**What needs to be done**.
Go over the data below line by line, and state how many lines contain the string "exchange". Give the number only.

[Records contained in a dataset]

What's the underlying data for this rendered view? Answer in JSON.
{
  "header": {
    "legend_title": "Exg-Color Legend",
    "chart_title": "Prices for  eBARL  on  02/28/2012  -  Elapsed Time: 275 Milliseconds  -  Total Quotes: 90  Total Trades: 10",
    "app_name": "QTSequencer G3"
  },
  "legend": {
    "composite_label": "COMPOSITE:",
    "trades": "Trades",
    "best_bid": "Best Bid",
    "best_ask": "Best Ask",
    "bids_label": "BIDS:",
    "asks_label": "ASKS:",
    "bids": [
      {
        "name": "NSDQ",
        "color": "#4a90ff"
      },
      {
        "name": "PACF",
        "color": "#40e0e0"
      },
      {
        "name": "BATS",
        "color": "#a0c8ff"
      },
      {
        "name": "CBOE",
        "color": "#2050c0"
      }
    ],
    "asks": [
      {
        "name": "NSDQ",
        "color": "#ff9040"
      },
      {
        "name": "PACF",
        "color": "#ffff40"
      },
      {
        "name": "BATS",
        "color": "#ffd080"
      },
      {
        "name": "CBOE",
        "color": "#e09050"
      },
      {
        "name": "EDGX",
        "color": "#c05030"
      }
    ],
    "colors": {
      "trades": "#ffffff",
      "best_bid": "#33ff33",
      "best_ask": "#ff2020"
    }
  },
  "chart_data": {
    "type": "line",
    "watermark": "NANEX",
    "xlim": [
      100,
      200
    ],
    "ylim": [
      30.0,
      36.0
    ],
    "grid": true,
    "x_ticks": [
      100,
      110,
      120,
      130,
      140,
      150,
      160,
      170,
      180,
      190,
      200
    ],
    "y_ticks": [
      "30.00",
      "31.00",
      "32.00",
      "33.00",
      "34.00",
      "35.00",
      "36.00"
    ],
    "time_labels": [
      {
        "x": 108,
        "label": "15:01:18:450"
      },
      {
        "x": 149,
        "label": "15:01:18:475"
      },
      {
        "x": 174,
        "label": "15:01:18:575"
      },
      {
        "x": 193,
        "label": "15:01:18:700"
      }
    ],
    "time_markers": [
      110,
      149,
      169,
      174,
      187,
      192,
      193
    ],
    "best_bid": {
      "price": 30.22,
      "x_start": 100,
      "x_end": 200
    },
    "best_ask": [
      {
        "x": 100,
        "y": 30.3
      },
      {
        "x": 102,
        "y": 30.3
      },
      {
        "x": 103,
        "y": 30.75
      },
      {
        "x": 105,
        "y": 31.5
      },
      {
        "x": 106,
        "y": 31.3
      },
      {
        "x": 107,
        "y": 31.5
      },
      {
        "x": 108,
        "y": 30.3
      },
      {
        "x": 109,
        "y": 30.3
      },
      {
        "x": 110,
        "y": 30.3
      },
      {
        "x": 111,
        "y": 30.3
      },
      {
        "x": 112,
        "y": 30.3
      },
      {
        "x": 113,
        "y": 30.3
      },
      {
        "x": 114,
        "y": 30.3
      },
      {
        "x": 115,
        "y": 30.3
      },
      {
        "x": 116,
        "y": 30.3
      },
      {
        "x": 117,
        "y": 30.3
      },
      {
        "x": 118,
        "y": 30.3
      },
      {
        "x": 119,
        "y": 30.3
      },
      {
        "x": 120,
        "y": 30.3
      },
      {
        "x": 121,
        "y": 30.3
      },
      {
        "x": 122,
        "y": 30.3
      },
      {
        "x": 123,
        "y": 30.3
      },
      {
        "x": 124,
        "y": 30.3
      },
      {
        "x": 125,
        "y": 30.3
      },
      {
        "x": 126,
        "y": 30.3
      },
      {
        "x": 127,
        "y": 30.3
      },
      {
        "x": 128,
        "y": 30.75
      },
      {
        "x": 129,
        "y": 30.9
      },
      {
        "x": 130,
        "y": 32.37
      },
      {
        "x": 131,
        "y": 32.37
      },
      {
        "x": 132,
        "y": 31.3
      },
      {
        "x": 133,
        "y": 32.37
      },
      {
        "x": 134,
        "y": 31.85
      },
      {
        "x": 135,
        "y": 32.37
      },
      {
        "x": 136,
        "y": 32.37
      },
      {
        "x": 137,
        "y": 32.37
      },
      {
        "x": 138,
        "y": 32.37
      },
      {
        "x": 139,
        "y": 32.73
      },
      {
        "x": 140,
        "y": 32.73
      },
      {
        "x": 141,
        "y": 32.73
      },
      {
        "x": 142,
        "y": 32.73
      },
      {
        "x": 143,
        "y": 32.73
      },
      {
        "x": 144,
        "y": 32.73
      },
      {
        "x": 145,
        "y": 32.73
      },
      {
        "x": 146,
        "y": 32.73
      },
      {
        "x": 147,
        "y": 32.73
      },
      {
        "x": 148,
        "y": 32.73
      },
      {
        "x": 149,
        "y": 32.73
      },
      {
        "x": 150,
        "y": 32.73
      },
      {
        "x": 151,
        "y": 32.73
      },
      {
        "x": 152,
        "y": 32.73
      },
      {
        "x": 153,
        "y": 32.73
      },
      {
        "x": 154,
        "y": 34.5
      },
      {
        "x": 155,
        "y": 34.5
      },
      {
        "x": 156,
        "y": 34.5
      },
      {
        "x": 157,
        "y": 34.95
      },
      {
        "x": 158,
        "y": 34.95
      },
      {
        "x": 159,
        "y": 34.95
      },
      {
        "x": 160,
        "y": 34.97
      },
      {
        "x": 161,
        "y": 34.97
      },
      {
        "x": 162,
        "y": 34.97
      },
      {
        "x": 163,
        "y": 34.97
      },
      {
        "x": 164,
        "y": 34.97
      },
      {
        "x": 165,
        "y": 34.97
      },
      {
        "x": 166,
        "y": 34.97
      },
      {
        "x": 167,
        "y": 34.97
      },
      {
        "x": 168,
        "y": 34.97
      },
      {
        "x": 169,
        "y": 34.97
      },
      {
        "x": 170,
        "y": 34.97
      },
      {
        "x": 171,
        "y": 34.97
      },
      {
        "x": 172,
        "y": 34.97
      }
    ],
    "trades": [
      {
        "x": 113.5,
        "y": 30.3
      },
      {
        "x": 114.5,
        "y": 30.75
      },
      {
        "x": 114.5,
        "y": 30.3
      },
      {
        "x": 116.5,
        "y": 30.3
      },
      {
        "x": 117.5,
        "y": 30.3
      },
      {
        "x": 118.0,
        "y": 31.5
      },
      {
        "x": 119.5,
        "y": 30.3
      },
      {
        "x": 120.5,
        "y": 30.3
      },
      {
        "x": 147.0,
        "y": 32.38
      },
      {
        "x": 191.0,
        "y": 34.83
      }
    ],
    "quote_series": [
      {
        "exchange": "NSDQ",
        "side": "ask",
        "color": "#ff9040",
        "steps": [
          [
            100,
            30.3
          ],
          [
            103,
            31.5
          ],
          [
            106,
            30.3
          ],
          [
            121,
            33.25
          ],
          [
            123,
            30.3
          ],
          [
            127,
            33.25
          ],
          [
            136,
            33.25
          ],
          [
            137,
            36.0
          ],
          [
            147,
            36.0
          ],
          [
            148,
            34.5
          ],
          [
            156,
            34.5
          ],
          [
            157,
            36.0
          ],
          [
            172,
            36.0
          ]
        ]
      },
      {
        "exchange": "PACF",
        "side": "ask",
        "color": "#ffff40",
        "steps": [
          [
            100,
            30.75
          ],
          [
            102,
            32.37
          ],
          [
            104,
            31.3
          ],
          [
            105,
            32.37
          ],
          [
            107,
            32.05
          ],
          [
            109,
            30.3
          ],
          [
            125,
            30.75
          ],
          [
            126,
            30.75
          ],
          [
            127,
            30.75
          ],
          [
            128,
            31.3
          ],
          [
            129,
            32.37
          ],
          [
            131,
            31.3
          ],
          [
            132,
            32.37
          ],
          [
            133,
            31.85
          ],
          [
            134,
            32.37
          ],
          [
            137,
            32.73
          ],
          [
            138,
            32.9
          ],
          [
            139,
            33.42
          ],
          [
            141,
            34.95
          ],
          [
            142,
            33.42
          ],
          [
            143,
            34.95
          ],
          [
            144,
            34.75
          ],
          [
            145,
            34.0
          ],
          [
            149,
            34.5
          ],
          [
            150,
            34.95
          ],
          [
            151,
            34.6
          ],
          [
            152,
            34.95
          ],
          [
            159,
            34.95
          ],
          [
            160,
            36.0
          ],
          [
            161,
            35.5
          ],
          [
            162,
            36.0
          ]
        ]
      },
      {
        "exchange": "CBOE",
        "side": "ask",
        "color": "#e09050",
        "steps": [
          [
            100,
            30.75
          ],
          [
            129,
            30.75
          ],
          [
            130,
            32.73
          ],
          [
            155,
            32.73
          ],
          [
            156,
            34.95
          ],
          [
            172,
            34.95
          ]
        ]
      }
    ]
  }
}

**Response to the task**.
3